# WHAT IS BEING ASKED
From the records below, take each line where the string "JSON" shows up and copy it.

# EXERCISE DATA
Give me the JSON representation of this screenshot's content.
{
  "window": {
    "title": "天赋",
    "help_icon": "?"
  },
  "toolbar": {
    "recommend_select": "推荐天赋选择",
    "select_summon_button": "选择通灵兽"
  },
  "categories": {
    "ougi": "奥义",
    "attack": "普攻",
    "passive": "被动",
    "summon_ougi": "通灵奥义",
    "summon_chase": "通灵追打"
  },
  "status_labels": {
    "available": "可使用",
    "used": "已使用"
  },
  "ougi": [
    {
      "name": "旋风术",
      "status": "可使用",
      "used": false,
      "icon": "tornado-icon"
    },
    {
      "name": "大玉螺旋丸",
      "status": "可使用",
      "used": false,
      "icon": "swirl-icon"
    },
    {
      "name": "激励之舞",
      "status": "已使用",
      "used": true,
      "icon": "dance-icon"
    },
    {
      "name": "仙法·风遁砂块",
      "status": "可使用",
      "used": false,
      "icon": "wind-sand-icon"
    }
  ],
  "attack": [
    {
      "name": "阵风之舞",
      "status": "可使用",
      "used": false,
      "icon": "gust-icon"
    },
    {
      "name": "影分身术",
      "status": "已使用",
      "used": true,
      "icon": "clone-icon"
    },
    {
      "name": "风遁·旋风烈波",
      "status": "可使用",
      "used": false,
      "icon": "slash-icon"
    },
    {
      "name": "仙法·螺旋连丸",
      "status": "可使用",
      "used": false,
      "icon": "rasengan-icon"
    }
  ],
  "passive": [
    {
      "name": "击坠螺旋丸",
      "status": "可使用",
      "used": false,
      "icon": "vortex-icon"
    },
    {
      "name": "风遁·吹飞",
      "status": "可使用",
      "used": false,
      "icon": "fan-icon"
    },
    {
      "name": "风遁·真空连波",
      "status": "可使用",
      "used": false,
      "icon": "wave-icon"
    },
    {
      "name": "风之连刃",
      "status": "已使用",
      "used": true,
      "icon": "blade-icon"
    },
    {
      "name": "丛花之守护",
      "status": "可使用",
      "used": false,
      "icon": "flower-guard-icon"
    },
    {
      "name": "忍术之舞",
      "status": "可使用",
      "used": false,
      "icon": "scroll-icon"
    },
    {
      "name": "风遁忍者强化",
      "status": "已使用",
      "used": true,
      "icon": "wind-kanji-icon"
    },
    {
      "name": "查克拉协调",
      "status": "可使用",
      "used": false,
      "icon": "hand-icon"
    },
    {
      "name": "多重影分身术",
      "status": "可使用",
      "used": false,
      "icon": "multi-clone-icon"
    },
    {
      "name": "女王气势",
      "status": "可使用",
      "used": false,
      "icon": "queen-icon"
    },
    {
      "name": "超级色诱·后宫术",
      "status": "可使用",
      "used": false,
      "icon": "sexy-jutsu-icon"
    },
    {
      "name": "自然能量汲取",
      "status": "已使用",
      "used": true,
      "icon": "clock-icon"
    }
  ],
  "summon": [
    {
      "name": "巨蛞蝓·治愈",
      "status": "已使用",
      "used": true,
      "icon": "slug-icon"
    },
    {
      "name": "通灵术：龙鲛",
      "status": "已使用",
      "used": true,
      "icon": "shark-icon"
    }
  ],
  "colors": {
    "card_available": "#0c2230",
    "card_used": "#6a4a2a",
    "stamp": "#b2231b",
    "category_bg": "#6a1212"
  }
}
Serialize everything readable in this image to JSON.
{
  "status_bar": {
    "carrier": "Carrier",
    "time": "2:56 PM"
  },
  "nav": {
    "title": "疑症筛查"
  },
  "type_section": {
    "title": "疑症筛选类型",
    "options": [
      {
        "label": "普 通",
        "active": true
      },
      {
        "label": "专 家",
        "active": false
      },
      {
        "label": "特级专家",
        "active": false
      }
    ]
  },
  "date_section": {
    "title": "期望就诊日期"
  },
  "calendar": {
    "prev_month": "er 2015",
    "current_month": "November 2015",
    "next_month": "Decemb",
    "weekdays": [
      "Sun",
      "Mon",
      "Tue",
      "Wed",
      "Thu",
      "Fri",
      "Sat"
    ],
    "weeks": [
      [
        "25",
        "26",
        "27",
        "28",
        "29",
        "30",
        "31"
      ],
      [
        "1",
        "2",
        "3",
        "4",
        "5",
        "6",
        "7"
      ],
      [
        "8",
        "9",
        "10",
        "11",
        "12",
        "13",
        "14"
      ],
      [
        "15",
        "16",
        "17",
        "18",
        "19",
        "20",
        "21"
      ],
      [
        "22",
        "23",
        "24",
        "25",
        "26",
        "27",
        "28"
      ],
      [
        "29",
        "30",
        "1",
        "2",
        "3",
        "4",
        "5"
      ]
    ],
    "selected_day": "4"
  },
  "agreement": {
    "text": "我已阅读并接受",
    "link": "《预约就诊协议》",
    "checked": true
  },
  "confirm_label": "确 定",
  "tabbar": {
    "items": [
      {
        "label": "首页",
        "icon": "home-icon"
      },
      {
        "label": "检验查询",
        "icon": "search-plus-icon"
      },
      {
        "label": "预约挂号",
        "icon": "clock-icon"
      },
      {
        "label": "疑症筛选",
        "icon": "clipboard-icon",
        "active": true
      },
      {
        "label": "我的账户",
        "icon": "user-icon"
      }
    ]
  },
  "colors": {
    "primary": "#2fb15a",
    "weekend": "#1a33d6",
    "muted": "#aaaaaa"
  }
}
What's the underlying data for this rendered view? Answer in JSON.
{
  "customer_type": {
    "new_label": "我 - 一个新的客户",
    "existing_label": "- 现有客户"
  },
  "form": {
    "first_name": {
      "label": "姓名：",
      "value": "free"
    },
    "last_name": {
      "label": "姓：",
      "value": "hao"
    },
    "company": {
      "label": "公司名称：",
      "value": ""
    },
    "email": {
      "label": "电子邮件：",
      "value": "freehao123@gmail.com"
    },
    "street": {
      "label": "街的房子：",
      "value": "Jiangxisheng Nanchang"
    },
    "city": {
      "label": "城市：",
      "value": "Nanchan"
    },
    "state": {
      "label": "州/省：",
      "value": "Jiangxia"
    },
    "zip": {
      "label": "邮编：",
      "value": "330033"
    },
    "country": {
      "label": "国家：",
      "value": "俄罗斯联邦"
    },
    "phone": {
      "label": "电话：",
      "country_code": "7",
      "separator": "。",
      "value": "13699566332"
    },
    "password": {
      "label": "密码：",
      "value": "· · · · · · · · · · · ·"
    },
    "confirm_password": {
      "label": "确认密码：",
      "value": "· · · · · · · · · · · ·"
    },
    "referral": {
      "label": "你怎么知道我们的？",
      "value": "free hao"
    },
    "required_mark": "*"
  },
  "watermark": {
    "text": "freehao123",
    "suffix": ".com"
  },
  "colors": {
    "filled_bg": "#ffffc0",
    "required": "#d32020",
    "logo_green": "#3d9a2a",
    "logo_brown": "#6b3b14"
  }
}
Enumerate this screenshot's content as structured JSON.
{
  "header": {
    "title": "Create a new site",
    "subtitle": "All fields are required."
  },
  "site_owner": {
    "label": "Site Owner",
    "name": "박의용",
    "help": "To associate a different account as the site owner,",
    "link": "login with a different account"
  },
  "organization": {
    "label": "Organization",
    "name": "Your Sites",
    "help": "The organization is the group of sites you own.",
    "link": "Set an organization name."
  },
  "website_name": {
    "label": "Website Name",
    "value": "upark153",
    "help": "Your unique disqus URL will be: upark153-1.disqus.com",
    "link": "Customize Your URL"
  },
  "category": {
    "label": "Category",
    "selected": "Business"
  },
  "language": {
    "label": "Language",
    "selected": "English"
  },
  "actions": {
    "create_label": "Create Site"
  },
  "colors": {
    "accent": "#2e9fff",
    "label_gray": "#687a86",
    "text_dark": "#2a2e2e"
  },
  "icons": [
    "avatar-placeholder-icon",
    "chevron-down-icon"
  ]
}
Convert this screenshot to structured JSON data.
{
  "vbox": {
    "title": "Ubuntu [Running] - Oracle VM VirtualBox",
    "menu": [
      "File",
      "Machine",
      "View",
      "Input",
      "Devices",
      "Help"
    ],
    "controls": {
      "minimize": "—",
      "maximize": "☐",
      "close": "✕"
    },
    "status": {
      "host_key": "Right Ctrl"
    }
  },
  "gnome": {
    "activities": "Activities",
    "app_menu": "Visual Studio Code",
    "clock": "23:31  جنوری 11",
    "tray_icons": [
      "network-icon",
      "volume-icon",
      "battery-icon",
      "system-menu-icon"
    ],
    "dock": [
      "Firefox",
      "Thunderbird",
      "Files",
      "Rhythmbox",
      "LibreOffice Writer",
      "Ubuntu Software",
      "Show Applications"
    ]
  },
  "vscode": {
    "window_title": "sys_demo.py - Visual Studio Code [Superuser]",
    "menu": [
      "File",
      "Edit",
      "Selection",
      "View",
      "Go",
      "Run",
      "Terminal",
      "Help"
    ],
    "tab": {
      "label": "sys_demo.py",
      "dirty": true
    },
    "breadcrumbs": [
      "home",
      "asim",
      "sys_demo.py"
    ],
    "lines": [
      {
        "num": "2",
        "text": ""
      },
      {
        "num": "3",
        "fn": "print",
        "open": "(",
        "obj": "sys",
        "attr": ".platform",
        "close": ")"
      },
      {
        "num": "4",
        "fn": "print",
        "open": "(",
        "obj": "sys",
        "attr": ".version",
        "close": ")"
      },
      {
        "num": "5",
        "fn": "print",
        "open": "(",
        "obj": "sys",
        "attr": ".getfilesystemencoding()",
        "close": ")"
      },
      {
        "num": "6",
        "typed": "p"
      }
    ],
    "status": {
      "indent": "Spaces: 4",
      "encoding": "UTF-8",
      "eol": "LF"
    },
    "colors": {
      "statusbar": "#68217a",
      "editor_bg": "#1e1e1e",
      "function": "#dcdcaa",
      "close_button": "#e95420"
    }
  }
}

# EXERCISE ANSWER
Give me the JSON representation of this screenshot's content.
Serialize everything readable in this image to JSON.
What's the underlying data for this rendered view? Answer in JSON.
Enumerate this screenshot's content as structured JSON.
Convert this screenshot to structured JSON data.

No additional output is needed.